Hurdle two- the temptation to go for the ‘better option’. By this point I had told myself that I was not going to leave the shop without butter, whether it took my two minutes or two hours. My eyes kept drifting to the ‘lighter’ options, which regardless of their additional ‘salted’ labelling, I was going to take it. Placing it in my trolley, I glanced back at the full fat unsalted block and shook my head. I grabbed the ‘lighter’ product and placed it back on the shelf, replacing the space in my trolley with the full fat unsalted package, swiftly marching away from the area.
Hurdle three- doubt. As soon as I made it to the end of the aisle, I halted. Like a crazed woman I made an instant U-turn back to the butter display cabinet, removed the product from my trolley and placed it back on the shelf. I allowed the mental battle to play itself out in my head, grabbed it again, put it back in my trolley and walked off.
Eventually I managed to purchase the full fat unsalted package of butter, but as you have just read, the process was long, challenging and exhausting. But I did it!
The actual baking activity itself was also demanding, but I found it pleasurable.

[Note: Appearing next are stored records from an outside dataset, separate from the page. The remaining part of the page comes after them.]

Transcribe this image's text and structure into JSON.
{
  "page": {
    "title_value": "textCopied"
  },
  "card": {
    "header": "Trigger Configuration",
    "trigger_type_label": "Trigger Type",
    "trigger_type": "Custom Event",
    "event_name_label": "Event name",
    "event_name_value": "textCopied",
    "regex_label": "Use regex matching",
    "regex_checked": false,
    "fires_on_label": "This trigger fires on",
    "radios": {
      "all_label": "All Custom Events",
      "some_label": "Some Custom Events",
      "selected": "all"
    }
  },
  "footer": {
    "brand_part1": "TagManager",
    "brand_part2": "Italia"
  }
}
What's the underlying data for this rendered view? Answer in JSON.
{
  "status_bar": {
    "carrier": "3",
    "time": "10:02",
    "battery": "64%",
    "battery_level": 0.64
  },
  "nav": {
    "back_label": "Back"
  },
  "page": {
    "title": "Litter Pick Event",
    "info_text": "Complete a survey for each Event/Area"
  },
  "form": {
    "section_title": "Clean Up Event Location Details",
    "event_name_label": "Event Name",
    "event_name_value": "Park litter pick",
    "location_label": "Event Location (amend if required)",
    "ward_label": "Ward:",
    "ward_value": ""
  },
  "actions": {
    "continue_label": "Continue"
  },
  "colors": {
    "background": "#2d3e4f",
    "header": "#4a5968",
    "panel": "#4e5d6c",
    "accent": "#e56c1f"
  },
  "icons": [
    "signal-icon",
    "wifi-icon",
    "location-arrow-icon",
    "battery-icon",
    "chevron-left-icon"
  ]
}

I don’t know if it was the wonderfully refreshing scent of the lemon, or the pride in knowing that I was defying everything my illness wanted me to experience, but I was enjoying myself. Chatting to my Gran as I coated the oats with the melted concoction of butter sugar and lemon curd, I was reminded of those precious childhood memories and felt comforted. Placing the tray in the oven I was content in the knowledge that I had followed the recipe to a T. Not a substitute in sight or a gram missed. I felt like it was mission accomplished, but I knew that the hard part was going to be consuming a piece.
So far I had disobeyed the needs of my Anorexia by firstly acknowledging that I wanted to bake, secondly choosing the lemon drizzle flapjack recipe, thirdly shopping for the ingredients, and then actually baking the product itself. I had taken responsibility for my desires and actions, and up to this point, handled a manageable level of distress. But I was not quite sure how I was going to react mentally to eating the product, or if I would even get as far as getting it on a plate in front of me.

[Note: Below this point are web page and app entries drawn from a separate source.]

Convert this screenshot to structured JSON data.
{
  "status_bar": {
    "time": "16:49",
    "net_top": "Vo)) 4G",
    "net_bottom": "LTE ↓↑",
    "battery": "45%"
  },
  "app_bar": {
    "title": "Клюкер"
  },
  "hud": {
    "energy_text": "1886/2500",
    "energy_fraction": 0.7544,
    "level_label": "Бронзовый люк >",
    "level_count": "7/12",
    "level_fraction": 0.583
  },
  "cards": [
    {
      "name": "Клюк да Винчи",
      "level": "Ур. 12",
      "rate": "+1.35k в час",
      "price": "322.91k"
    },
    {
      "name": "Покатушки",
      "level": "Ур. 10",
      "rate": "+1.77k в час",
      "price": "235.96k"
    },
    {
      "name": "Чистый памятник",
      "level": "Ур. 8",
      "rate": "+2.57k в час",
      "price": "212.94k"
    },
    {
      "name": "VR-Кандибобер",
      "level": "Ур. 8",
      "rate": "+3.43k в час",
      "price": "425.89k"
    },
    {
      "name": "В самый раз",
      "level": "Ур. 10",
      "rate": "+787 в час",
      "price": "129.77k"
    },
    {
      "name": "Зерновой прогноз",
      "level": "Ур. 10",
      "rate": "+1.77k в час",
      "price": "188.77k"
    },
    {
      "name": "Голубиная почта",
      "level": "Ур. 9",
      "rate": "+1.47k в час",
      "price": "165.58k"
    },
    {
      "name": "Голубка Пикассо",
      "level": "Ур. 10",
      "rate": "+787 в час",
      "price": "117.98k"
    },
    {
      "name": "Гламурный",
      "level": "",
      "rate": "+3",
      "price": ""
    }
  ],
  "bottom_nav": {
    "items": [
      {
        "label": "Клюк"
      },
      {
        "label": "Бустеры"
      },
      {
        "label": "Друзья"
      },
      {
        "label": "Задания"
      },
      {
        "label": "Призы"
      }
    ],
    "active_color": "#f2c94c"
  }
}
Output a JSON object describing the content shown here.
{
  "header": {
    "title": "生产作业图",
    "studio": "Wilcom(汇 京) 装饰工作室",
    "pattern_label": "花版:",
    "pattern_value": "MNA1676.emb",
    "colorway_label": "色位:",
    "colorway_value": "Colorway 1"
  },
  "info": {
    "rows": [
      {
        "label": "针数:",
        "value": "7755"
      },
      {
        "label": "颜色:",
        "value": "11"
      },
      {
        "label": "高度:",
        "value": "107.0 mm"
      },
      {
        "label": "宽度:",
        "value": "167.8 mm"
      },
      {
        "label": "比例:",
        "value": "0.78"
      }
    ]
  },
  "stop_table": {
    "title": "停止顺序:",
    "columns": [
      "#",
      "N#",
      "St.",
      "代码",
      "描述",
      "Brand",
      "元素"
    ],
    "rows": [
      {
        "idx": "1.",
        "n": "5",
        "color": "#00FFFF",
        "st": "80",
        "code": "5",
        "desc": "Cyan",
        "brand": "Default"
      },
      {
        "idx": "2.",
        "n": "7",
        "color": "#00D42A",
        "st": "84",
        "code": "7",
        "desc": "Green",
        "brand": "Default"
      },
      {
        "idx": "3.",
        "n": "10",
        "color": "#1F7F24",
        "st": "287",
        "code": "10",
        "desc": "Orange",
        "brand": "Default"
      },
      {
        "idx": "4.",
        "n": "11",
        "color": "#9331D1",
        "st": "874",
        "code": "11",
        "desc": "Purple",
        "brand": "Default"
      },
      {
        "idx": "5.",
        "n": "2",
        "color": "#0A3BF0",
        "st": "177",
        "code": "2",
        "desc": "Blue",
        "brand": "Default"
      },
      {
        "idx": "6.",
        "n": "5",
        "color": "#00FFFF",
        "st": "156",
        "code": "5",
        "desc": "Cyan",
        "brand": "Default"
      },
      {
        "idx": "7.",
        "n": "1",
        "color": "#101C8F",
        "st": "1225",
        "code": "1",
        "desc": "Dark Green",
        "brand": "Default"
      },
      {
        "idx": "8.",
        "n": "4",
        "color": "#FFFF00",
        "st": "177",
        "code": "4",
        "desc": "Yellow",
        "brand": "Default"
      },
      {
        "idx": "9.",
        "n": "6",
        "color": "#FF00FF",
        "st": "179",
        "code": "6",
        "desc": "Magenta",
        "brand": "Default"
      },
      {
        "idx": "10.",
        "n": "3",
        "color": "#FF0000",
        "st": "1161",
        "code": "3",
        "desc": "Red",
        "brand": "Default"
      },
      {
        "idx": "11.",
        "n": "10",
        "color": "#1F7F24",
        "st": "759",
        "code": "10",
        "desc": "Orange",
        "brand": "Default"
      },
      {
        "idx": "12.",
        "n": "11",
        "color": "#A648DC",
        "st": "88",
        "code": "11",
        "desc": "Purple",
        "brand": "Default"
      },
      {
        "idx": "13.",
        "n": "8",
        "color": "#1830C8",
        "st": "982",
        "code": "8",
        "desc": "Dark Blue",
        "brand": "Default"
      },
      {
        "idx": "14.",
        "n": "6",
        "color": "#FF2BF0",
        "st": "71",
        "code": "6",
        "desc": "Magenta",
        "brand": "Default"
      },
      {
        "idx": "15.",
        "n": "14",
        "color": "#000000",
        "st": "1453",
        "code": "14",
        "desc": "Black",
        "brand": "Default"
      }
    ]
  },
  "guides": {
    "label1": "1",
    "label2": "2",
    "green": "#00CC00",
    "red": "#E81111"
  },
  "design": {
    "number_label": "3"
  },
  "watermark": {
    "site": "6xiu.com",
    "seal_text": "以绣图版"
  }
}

It was snack time. The flapjack had cooled and was drizzled with its citrusy icing. I made Gran and I a cup of tea, accompanied with a slice of the freshly baked produce. My initial reaction was to break it up, but I managed to overcome the need to cave into this behaviour, as I knew exactly why I wanted to do it. I took a bite, and it was absolutely delicious. I am smiling even now as I write this because it was at that point when I finally realised that now it was mission accomplished. I was well aware of what had gone into this product, and yet I still found the strength to not only eat it, but also acknowledge that I enjoyed it. I think it is important to add here that making and consuming the flapjack did not prompt me to engage in any other behaviours, particularly restriction. In fact, I even made a completely new recipe for my evening meal, which challenged even more of these stubborn rules in my head!
Now, today has been one of those exceptionally good days, and who knows what tomorrows mindset will bring. But I wanted to document this experience to prove to myself that these good days do happen, and when the do, they make the fight incredibly worthwhile. I may not have pushed the boundaries in terms of my culinary skill, but in terms of my self-belief, the bar appears to have been raised up a notch.